The trailer for The Land depicts a coming-of-age tale where precarious decision-making throws a group of adolescents headfirst into the street life. A portion of the accompanying soundtrack has rap stars attempting to detail the movie’s plot while making effective music in the process, an idea that works to varying degrees. While “Paid” is a far cry from Pusha T’s acclaimed edgy aesthetic, this upbeat ode to the come up succeeds with even Jeremih’s usually insufferable harmonies coming off as tolerable. On the other hand, “Figure it Out” has little to no redeemable value from Kanye West’s intentionally off-key vocals to French Montana’s mediocre abilities in the booth. The song also features Nas whose performance sounds uninspired and forced, meanwhile the dramatic drum-free “This Bitter Land” has he and Erykah Badu aimlessly lamenting the current state of America over violins.
The film’s title more than likely serves as a nickname for its backdrop of Cleveland, so it’s a given the soundtrack features acts from the Midwest metropolis. Formerly associated with Internet hopefuls Fly.Union, Jerreau presently pushes the envelope as a solo act with ”Looking for Something” allowing him to branch out completely devoid of prior restrictions. It also comes as no surprise that acquired taste Machine Gun Kelly makes appearances both on screen and with this compilation. “Dopeman” finds the wild boy trying his hand at a turnt rap-rock anthem, one that actually functions well enough in our current climate to possibly make a lane for an MGK resurgence. Native Clevelander and relative newcomer Ezzy also wears dual hats of actor and MC, with the promising “Goodbye” showing a potential for stardom despite its homage to the blueprint already laid by J. Cole.

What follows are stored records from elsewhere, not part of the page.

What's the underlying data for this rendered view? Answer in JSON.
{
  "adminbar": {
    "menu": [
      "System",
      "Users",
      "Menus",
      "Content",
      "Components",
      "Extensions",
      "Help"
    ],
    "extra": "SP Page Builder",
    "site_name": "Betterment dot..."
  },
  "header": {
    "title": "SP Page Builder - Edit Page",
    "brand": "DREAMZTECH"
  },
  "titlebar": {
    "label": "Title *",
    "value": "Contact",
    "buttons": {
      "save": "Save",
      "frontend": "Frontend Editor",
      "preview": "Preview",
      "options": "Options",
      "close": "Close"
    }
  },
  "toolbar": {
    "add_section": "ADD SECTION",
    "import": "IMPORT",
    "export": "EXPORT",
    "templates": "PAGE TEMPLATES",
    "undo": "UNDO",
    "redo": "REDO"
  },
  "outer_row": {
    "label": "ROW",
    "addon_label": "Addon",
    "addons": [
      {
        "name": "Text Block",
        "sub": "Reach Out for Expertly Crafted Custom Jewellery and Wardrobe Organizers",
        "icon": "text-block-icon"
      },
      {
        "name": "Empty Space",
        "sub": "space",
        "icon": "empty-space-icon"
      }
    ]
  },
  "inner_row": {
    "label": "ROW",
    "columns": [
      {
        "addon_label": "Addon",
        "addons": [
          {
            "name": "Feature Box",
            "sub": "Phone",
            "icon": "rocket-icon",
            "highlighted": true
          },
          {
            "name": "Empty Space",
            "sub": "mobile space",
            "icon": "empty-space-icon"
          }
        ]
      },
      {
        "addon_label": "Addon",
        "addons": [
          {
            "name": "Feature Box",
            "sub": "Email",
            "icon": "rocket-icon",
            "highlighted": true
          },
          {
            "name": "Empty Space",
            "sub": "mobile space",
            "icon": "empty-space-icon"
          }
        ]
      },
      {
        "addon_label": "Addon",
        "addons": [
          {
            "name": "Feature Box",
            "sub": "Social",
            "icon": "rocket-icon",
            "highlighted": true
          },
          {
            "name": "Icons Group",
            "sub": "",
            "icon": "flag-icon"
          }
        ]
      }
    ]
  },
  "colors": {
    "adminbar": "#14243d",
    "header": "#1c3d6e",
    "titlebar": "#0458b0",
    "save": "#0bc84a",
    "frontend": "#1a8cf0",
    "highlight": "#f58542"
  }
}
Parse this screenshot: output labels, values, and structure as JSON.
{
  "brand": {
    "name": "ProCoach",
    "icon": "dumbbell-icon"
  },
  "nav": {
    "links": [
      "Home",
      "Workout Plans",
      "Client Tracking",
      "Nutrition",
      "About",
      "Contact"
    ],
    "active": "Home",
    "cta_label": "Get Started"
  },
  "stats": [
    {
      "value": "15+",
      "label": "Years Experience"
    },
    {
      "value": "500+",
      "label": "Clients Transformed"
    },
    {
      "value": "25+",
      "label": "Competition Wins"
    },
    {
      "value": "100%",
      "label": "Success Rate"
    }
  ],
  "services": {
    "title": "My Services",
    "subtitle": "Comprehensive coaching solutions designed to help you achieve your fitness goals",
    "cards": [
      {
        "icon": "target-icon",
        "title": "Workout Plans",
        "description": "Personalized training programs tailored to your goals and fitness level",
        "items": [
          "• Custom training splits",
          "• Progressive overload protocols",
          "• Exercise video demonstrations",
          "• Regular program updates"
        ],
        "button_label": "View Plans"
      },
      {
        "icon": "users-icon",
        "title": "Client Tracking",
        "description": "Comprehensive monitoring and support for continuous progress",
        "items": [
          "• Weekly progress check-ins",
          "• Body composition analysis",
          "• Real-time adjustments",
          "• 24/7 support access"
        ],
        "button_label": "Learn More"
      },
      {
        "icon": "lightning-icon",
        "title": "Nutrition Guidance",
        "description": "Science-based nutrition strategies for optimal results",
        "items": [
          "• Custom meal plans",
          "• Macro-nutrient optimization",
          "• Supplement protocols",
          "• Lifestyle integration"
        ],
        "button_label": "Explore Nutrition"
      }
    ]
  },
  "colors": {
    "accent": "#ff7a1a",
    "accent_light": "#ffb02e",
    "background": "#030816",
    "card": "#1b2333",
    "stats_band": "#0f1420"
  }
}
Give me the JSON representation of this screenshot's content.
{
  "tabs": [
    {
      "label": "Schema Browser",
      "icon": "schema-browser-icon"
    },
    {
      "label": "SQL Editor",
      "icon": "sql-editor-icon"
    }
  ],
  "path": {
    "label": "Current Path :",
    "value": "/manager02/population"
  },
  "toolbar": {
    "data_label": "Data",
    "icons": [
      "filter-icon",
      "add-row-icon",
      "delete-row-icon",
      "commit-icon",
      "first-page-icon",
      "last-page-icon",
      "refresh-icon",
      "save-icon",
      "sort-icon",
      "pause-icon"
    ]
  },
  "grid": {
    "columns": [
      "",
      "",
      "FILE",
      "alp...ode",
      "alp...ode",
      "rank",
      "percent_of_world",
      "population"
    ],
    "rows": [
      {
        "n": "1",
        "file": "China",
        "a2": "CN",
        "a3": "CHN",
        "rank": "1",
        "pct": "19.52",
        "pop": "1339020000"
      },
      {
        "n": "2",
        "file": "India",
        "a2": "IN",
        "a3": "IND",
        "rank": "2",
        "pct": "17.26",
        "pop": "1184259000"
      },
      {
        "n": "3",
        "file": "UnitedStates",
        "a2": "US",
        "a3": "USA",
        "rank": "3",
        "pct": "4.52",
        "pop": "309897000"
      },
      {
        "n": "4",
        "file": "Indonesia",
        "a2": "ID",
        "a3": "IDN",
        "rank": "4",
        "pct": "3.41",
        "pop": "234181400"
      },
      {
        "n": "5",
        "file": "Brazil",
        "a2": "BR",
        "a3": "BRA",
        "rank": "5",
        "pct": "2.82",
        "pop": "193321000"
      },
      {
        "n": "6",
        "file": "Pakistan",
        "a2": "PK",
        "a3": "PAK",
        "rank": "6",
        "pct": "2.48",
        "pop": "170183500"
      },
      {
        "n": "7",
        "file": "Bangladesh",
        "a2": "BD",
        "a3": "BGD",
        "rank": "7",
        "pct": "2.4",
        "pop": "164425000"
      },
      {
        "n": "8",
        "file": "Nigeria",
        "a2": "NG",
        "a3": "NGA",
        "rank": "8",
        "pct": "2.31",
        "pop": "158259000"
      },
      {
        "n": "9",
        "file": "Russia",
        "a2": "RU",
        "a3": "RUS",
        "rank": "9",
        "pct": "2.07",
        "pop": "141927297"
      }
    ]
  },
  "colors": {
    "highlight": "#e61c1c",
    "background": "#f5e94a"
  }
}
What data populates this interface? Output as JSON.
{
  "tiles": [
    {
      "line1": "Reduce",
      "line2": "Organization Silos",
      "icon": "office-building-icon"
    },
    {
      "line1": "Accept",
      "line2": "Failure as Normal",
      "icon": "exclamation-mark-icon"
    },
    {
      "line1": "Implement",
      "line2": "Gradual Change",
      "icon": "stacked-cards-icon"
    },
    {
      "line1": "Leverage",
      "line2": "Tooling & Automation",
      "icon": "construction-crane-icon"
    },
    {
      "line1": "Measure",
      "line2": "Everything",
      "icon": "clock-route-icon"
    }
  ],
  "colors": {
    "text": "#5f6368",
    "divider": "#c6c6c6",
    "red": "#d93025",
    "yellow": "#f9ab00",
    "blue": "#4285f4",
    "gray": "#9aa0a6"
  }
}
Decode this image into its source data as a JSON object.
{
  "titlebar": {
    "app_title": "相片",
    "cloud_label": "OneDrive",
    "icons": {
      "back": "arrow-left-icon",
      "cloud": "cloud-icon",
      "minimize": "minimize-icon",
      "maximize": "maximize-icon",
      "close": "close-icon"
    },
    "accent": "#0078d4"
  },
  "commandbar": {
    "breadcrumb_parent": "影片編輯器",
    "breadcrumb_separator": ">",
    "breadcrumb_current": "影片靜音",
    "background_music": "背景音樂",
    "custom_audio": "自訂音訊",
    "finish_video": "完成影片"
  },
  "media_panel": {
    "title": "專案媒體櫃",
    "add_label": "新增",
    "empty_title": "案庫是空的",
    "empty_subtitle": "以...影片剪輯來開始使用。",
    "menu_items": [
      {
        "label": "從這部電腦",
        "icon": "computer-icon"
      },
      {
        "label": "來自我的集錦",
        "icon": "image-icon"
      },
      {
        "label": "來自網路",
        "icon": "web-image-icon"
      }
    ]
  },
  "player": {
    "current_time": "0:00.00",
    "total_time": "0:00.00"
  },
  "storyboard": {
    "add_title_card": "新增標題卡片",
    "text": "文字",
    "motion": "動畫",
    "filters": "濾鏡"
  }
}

Not only a celebration of the city popularized by LeBron James and Bone Thugs-N-Harmony (with Ohio’s own Stalley and Alina Baraz also making contributions), The Land and its soundtrack also provide a steady platform for Mass Appeal’s acts to shine. Dave East uses “Bag” as yet another means of building his name from the ground up representing the next generation of New York, while Fashawn remains steeped in West Coast low-riding tradition on “Cisco’s Theme.” In the end, it’s still yet to be determined exactly where Nas is musically in 2016, but he succeeds as one of the leading creative minds behind this fictional story that bridges the gaps between different regions.